In the official blog today, Linden Lab announced that it will soon be banning sales through gacha machines in Second Life. The reason given was "Due to a changing regulatory climate."
Due to a changing regulatory climate, we’ve had to make the difficult decision to sunset a very popular sales mechanism for content in Second Life. It’s widely known as "gacha", and is defined by a chance-based outcome as a result of a payment.
We know that creators plan their content releases far in advance and will need to re-tool their products, so to mitigate the impact to those affected, we are giving a 30-day grace period, until midnight SLT on August 31. After that time, selling content via gacha machines will no longer be permitted in Second Life. Enforcement won’t start until September 1; after that date an Abuse Report for “Gaming Policy Violation” will be the preferred method of reporting this content to Linden Lab.

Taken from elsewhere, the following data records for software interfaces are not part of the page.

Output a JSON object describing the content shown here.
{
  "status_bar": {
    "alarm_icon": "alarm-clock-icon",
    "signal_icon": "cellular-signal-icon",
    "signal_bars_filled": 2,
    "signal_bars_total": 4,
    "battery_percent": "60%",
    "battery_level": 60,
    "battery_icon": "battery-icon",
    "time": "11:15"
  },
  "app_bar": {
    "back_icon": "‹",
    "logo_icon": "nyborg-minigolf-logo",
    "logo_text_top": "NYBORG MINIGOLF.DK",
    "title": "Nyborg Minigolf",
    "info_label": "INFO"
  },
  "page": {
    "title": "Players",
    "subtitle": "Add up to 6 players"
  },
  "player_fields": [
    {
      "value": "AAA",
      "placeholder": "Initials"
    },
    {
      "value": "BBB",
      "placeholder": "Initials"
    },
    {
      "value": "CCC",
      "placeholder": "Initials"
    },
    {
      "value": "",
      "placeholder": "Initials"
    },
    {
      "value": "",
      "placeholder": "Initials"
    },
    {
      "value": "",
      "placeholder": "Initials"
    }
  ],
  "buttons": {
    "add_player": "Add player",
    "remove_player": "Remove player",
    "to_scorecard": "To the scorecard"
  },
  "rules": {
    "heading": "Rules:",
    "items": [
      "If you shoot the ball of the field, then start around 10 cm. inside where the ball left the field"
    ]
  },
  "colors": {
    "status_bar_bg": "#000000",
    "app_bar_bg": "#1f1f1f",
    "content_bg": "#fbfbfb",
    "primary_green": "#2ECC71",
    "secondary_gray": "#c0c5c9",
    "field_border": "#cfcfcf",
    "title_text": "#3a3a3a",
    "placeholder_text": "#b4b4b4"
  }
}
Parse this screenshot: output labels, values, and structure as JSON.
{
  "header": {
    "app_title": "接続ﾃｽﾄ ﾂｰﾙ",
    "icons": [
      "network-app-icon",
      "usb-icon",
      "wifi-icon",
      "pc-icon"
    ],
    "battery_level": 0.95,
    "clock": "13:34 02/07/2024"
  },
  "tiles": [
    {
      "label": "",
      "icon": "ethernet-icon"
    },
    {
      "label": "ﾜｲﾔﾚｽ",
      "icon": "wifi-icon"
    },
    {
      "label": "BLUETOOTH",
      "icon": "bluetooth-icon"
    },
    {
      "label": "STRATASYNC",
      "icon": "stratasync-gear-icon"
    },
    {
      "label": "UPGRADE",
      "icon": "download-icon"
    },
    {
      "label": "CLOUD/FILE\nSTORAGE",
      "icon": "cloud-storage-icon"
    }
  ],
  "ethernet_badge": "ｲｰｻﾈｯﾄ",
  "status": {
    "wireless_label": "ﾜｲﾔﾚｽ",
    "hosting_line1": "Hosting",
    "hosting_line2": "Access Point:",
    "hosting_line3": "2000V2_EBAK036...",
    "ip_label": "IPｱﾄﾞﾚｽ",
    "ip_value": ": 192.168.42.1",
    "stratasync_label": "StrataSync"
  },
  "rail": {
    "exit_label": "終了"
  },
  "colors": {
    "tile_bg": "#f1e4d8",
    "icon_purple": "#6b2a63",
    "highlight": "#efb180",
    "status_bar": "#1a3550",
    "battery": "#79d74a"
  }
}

We will continue to allow any sales where a payment is given for a known item, which means that items that had been purchased as “gacha” will be allowed to be re-sold as long as the buyer knows in advance the item and quantity they will receive. We will, of course, still allow fatpacks, and any other currently-allowed distribution mechanisms.
We did not make this decision lightly and we understand that it will impact creators as well as event organizers and certainly the shoppers! We look forward to fun creative ways of engagement that will come instead.
Probably most familiar with shopping in Second Life knows about gachas. Based on Japanese gashapon games, they've become very popular in Second Life. The way it works is a machine gives one of a number of items listed at random, often with one or more listed as uncommon or rare. Events such as the Arcade and the Gacha Guild have sprung up selling items through only gacha machines. While highly popular, this method of shopping has also been criticized, notably by those calling it a form of gambling.
The ban does not apply to the reselling of gacha items, which has also gotten a following in Second Life, with groups for the selling and trading of them.
This move will no doubt have a big impact on Second Life, as well as be the target of much criticism (and praise from gacha's critics).
The Lab created a thread on the forums about the upcoming ban and invited discussion, and already people are responding, both opposing the ban, supporting it, and asking questions.
Stay tuned for further developments on this big move by the Lab.